▸ **Exercise details**
Output every record verbatim, and omit each picture.
BEGIN
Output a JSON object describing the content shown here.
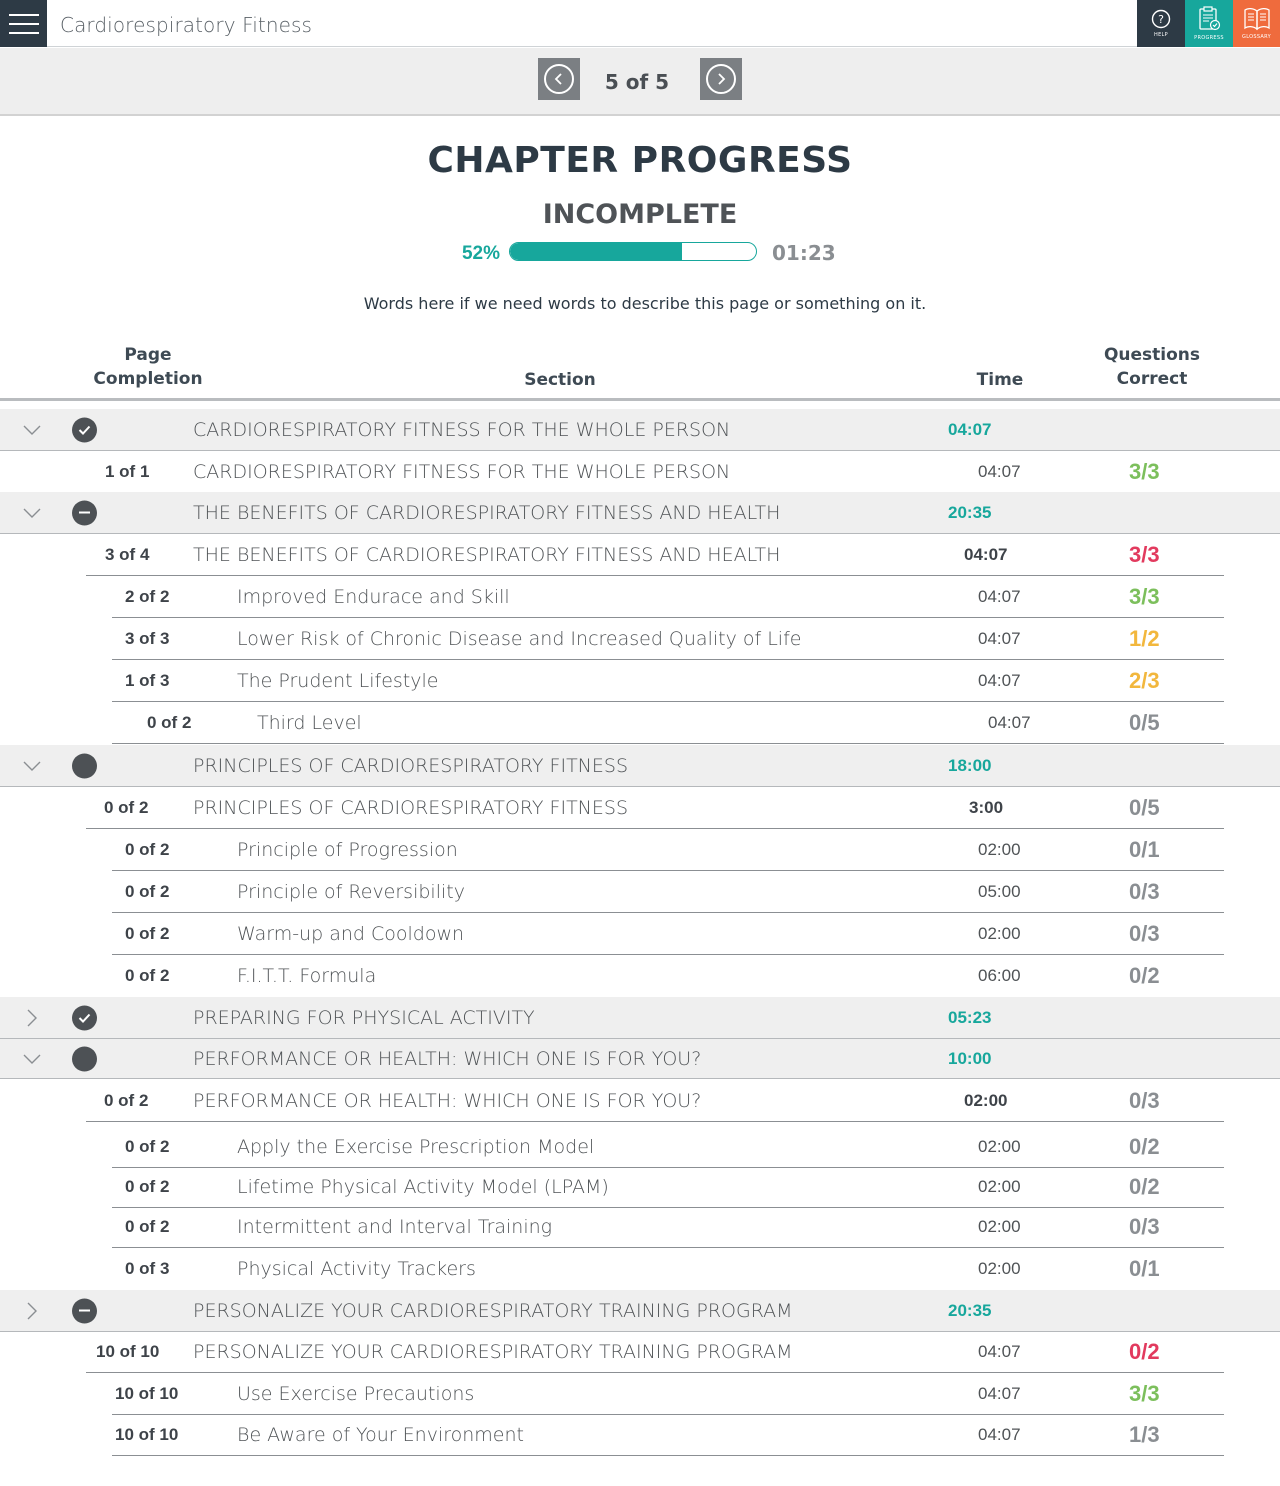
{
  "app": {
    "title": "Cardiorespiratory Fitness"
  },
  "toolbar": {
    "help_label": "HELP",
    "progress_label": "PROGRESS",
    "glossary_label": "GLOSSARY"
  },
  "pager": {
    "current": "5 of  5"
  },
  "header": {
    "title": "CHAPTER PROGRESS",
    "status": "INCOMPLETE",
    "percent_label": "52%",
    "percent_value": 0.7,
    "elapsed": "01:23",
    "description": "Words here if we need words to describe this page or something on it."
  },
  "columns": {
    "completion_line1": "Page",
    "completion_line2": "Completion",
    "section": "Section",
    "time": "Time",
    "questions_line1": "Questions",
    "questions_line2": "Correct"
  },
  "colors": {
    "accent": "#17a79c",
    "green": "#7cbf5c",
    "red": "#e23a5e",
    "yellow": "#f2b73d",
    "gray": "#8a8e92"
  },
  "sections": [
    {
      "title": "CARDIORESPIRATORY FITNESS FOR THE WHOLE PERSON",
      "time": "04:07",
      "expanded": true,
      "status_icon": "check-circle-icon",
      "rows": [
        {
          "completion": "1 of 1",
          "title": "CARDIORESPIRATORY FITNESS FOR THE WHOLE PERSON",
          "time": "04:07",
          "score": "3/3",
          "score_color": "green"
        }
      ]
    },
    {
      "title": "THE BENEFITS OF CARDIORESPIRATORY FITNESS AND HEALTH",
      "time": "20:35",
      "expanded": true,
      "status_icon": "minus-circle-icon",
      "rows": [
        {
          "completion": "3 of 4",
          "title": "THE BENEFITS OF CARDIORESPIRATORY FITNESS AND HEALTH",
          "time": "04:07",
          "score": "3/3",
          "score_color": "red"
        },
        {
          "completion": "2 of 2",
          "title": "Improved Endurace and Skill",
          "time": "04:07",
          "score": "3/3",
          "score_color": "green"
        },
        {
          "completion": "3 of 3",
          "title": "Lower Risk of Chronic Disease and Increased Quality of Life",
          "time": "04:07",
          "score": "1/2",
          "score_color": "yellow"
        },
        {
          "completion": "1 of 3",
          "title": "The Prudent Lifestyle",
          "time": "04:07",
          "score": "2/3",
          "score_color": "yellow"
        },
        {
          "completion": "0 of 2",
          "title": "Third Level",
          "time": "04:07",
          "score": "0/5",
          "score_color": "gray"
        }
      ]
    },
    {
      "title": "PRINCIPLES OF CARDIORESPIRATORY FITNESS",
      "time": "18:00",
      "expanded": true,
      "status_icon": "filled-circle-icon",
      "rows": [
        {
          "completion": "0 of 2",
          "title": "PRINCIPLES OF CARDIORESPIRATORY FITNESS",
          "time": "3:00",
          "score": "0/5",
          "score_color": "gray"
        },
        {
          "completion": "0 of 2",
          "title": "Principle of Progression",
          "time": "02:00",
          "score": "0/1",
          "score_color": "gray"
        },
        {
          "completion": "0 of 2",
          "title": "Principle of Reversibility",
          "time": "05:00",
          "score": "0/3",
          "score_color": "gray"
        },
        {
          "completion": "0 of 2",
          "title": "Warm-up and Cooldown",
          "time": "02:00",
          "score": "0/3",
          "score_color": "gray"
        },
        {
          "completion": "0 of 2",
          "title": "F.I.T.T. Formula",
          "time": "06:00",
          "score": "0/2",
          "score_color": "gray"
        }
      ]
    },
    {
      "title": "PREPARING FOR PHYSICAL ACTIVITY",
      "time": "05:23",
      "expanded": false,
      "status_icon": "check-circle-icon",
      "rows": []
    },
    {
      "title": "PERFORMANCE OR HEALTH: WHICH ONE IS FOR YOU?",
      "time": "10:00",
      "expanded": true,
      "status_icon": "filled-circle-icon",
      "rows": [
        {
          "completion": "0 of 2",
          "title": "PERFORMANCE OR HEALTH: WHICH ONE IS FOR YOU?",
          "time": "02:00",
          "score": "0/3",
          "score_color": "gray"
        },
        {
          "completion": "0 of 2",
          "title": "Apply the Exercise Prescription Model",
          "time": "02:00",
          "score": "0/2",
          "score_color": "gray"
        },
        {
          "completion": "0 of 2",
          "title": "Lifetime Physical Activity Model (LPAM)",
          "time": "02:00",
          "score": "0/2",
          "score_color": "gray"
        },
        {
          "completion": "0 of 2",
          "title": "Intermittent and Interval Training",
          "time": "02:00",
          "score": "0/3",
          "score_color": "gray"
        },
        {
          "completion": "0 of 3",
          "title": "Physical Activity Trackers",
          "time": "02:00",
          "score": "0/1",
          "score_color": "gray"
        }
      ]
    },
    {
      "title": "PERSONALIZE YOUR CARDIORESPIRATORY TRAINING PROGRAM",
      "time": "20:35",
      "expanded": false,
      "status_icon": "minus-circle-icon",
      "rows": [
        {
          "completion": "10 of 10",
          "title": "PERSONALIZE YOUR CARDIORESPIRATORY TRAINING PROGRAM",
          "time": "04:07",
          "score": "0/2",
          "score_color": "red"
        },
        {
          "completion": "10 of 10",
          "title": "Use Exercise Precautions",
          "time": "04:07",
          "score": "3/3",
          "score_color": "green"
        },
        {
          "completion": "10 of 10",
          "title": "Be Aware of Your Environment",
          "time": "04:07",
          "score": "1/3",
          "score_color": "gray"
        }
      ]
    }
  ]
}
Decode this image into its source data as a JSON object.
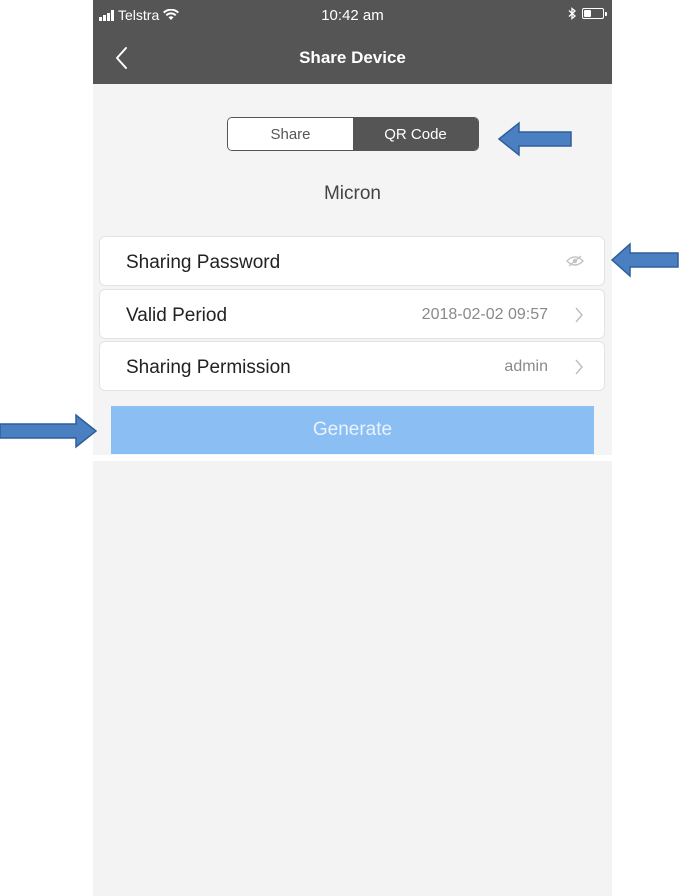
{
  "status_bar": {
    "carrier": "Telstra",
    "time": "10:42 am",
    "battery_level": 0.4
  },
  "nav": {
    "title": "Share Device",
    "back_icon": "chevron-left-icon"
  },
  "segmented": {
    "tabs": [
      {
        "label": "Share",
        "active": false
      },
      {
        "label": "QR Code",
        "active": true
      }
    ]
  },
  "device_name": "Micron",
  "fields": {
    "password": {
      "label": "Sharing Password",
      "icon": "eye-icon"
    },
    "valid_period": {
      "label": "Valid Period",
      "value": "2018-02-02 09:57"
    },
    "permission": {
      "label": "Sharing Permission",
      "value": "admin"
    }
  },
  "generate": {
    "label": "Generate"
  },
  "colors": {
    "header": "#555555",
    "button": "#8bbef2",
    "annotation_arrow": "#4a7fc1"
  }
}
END
▸ **Expected answer**
Output a JSON object describing the content shown here.
{
  "app": {
    "title": "Cardiorespiratory Fitness"
  },
  "toolbar": {
    "help_label": "HELP",
    "progress_label": "PROGRESS",
    "glossary_label": "GLOSSARY"
  },
  "pager": {
    "current": "5 of  5"
  },
  "header": {
    "title": "CHAPTER PROGRESS",
    "status": "INCOMPLETE",
    "percent_label": "52%",
    "percent_value": 0.7,
    "elapsed": "01:23",
    "description": "Words here if we need words to describe this page or something on it."
  },
  "columns": {
    "completion_line1": "Page",
    "completion_line2": "Completion",
    "section": "Section",
    "time": "Time",
    "questions_line1": "Questions",
    "questions_line2": "Correct"
  },
  "colors": {
    "accent": "#17a79c",
    "green": "#7cbf5c",
    "red": "#e23a5e",
    "yellow": "#f2b73d",
    "gray": "#8a8e92"
  },
  "sections": [
    {
      "title": "CARDIORESPIRATORY FITNESS FOR THE WHOLE PERSON",
      "time": "04:07",
      "expanded": true,
      "status_icon": "check-circle-icon",
      "rows": [
        {
          "completion": "1 of 1",
          "title": "CARDIORESPIRATORY FITNESS FOR THE WHOLE PERSON",
          "time": "04:07",
          "score": "3/3",
          "score_color": "green"
        }
      ]
    },
    {
      "title": "THE BENEFITS OF CARDIORESPIRATORY FITNESS AND HEALTH",
      "time": "20:35",
      "expanded": true,
      "status_icon": "minus-circle-icon",
      "rows": [
        {
          "completion": "3 of 4",
          "title": "THE BENEFITS OF CARDIORESPIRATORY FITNESS AND HEALTH",
          "time": "04:07",
          "score": "3/3",
          "score_color": "red"
        },
        {
          "completion": "2 of 2",
          "title": "Improved Endurace and Skill",
          "time": "04:07",
          "score": "3/3",
          "score_color": "green"
        },
        {
          "completion": "3 of 3",
          "title": "Lower Risk of Chronic Disease and Increased Quality of Life",
          "time": "04:07",
          "score": "1/2",
          "score_color": "yellow"
        },
        {
          "completion": "1 of 3",
          "title": "The Prudent Lifestyle",
          "time": "04:07",
          "score": "2/3",
          "score_color": "yellow"
        },
        {
          "completion": "0 of 2",
          "title": "Third Level",
          "time": "04:07",
          "score": "0/5",
          "score_color": "gray"
        }
      ]
    },
    {
      "title": "PRINCIPLES OF CARDIORESPIRATORY FITNESS",
      "time": "18:00",
      "expanded": true,
      "status_icon": "filled-circle-icon",
      "rows": [
        {
          "completion": "0 of 2",
          "title": "PRINCIPLES OF CARDIORESPIRATORY FITNESS",
          "time": "3:00",
          "score": "0/5",
          "score_color": "gray"
        },
        {
          "completion": "0 of 2",
          "title": "Principle of Progression",
          "time": "02:00",
          "score": "0/1",
          "score_color": "gray"
        },
        {
          "completion": "0 of 2",
          "title": "Principle of Reversibility",
          "time": "05:00",
          "score": "0/3",
          "score_color": "gray"
        },
        {
          "completion": "0 of 2",
          "title": "Warm-up and Cooldown",
          "time": "02:00",
          "score": "0/3",
          "score_color": "gray"
        },
        {
          "completion": "0 of 2",
          "title": "F.I.T.T. Formula",
          "time": "06:00",
          "score": "0/2",
          "score_color": "gray"
        }
      ]
    },
    {
      "title": "PREPARING FOR PHYSICAL ACTIVITY",
      "time": "05:23",
      "expanded": false,
      "status_icon": "check-circle-icon",
      "rows": []
    },
    {
      "title": "PERFORMANCE OR HEALTH: WHICH ONE IS FOR YOU?",
      "time": "10:00",
      "expanded": true,
      "status_icon": "filled-circle-icon",
      "rows": [
        {
          "completion": "0 of 2",
          "title": "PERFORMANCE OR HEALTH: WHICH ONE IS FOR YOU?",
          "time": "02:00",
          "score": "0/3",
          "score_color": "gray"
        },
        {
          "completion": "0 of 2",
          "title": "Apply the Exercise Prescription Model",
          "time": "02:00",
          "score": "0/2",
          "score_color": "gray"
        },
        {
          "completion": "0 of 2",
          "title": "Lifetime Physical Activity Model (LPAM)",
          "time": "02:00",
          "score": "0/2",
          "score_color": "gray"
        },
        {
          "completion": "0 of 2",
          "title": "Intermittent and Interval Training",
          "time": "02:00",
          "score": "0/3",
          "score_color": "gray"
        },
        {
          "completion": "0 of 3",
          "title": "Physical Activity Trackers",
          "time": "02:00",
          "score": "0/1",
          "score_color": "gray"
        }
      ]
    },
    {
      "title": "PERSONALIZE YOUR CARDIORESPIRATORY TRAINING PROGRAM",
      "time": "20:35",
      "expanded": false,
      "status_icon": "minus-circle-icon",
      "rows": [
        {
          "completion": "10 of 10",
          "title": "PERSONALIZE YOUR CARDIORESPIRATORY TRAINING PROGRAM",
          "time": "04:07",
          "score": "0/2",
          "score_color": "red"
        },
        {
          "completion": "10 of 10",
          "title": "Use Exercise Precautions",
          "time": "04:07",
          "score": "3/3",
          "score_color": "green"
        },
        {
          "completion": "10 of 10",
          "title": "Be Aware of Your Environment",
          "time": "04:07",
          "score": "1/3",
          "score_color": "gray"
        }
      ]
    }
  ]
}
Decode this image into its source data as a JSON object.
{
  "status_bar": {
    "carrier": "Telstra",
    "time": "10:42 am",
    "battery_level": 0.4
  },
  "nav": {
    "title": "Share Device",
    "back_icon": "chevron-left-icon"
  },
  "segmented": {
    "tabs": [
      {
        "label": "Share",
        "active": false
      },
      {
        "label": "QR Code",
        "active": true
      }
    ]
  },
  "device_name": "Micron",
  "fields": {
    "password": {
      "label": "Sharing Password",
      "icon": "eye-icon"
    },
    "valid_period": {
      "label": "Valid Period",
      "value": "2018-02-02 09:57"
    },
    "permission": {
      "label": "Sharing Permission",
      "value": "admin"
    }
  },
  "generate": {
    "label": "Generate"
  },
  "colors": {
    "header": "#555555",
    "button": "#8bbef2",
    "annotation_arrow": "#4a7fc1"
  }
}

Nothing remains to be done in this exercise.